Publication title: Economic Modelling 23(1): 45-55, 2006


This paper describes the ADB Philippine model, a quarterly macroeconometric model for forecasting and policy analysis. The model covers private consumption, investment, government, foreign trade, GDP 3-sector labor and production, prices and monetary sectors. The equilibrium-correction form is used, estimated via the general→specific dynamic specification approach, to ensure the best possible blend of a priori long-run theories with short-run dynamics through a posteriori guidance. Country-specific features are incorporated and special attention is given the government block design to enable variables simulations of the fiscal debt problem, one of the most critical problems of the economy at present.

Article title: Automatic leading indicators versus macroeconometric structural models: A comparison of inflation and GDP growth forecasting

Authors: Duo Qin, Marie Anne Cagas, Geoffrey Ducanes, Nedelyn Magtibay-Ramos, et al.

Publication title: International Journal of Forecasting 24(3): 399-413, 2008


This paper compares the forecast performance of automatic leading indicators (ALIs) and macroeconometric structural models (MESMs) commonly used by non-academic macroeconomists. Inflation and GDP growth form the forecast objects for comparison, using data from China, Indonesia and the Philippines. ALIs are found to outperform MESMs for one-period-ahead forecasts, but this superiority disappears as the forecast horizon increases. It is also found that ALIs involve greater uncertainty in choosing indicators, mixing data frequencies and utilizing unrestricted VARs. Two ways of reducing the uncertainty are explored: (i) give theory priority in choosing indicators, and include theory-based disequilibrium shocks in the indicator sets; and (ii) reduce the VARs by means of the general-to-specific modeling procedure.

Full text available upon request to the author

Article title: A macroeconometric model of the Chinese economy

Authors: Duo Qin, Marie Anne Cagas, Geoffrey Ducanes, Xinhua He, et al.

Publication title: Economic Modelling 24(5): 814-822, 2007


This paper describes a quarterly macroeconometric model of the Chinese economy. The model comprises household income and consumption, investment, government, trade, production, prices, money, and employment blocks. The equilibrium-correction form is used for all the behavioral equations and the general → simple dynamic specification approach is adopted. Great efforts have been made to achieve the best possible blend of standard long-run theories, country-specific institutional features and short-run dynamics in data. The tracking performance of the model is evaluated.
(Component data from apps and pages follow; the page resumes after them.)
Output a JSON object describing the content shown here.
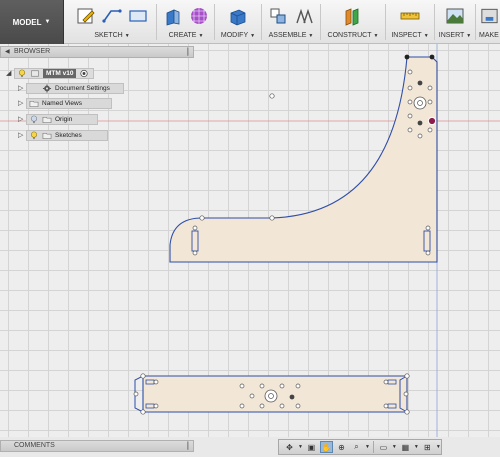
{
  "toolbar": {
    "mode_label": "MODEL",
    "groups": {
      "sketch": "SKETCH",
      "create": "CREATE",
      "modify": "MODIFY",
      "assemble": "ASSEMBLE",
      "construct": "CONSTRUCT",
      "inspect": "INSPECT",
      "insert": "INSERT",
      "make": "MAKE"
    }
  },
  "browser": {
    "title": "BROWSER",
    "root": {
      "name": "MTM v10"
    },
    "items": [
      {
        "label": "Document Settings",
        "icon": "gear-icon"
      },
      {
        "label": "Named Views",
        "icon": "folder-icon"
      },
      {
        "label": "Origin",
        "icon": "folder-icon"
      },
      {
        "label": "Sketches",
        "icon": "folder-icon"
      }
    ]
  },
  "comments": {
    "title": "COMMENTS"
  },
  "colors": {
    "sketch_line": "#2f4ea6",
    "profile_fill": "#f2e6d6",
    "accent": "#4a7fc1"
  },
  "navbar": {
    "icons": [
      "orbit-icon",
      "look-at-icon",
      "pan-icon",
      "zoom-icon",
      "fit-icon",
      "display-settings-icon",
      "visual-style-icon",
      "grid-settings-icon"
    ]
  }
}
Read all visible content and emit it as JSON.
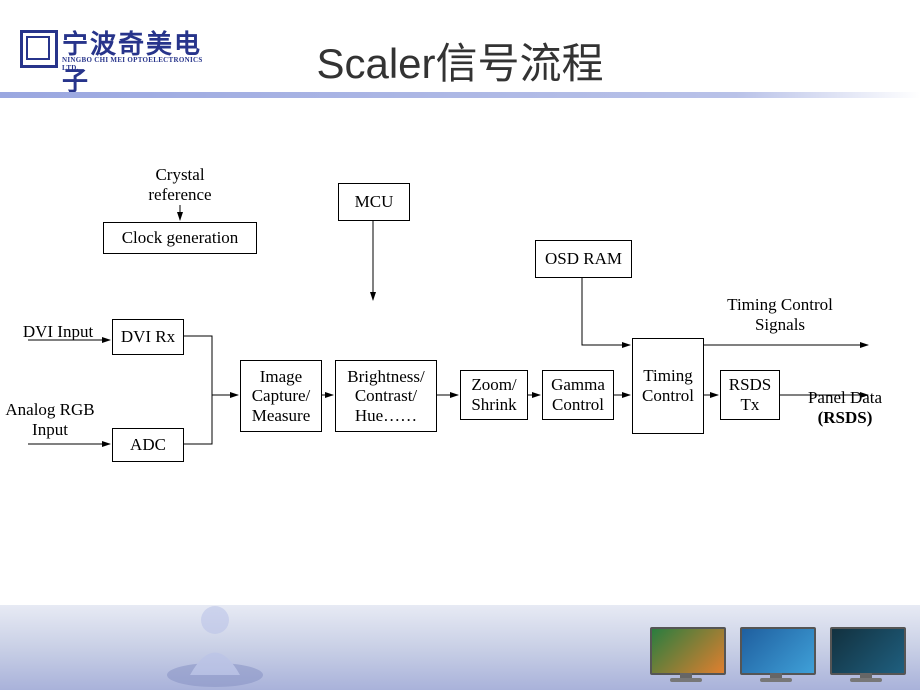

Forecasting and empirical investigation of a number of topical macroeconomic issues utilizing model simulations have shown the model to be immensely useful.

Article title: Philippines’ progress towards the Millennium Development Goals: geographical and political correlates of subnational outcomes

Authors: Solita Collas-Monsod, Toby C Monsod, Geoffrey M Ducanes

Publication title: Journal of Human Development 5(1): 121-149, 2004


While the Philippines seems to be on track towards achieving some Millennium Development Goals (MDGs), subnational disparities exist indicating possible patterns of isolation or discrimination. This paper examines whether and how geographical and political economy factors help to explain these disparities, focusing specifically on the MDG targets most closely related to the Human Development Index: poverty incidence, per-capita income, infant mortality and primary education completion rates. The paper shows that climate, topography and other spatial factors affect the pace of communities with respect to human development targets. In addition, history and institutions also play a role: provinces characterized by ongoing social-political or socio-cultural conflicts with the state, or those governed by local political dynasties, are lagging on most outcomes.

Full text available upon request to the author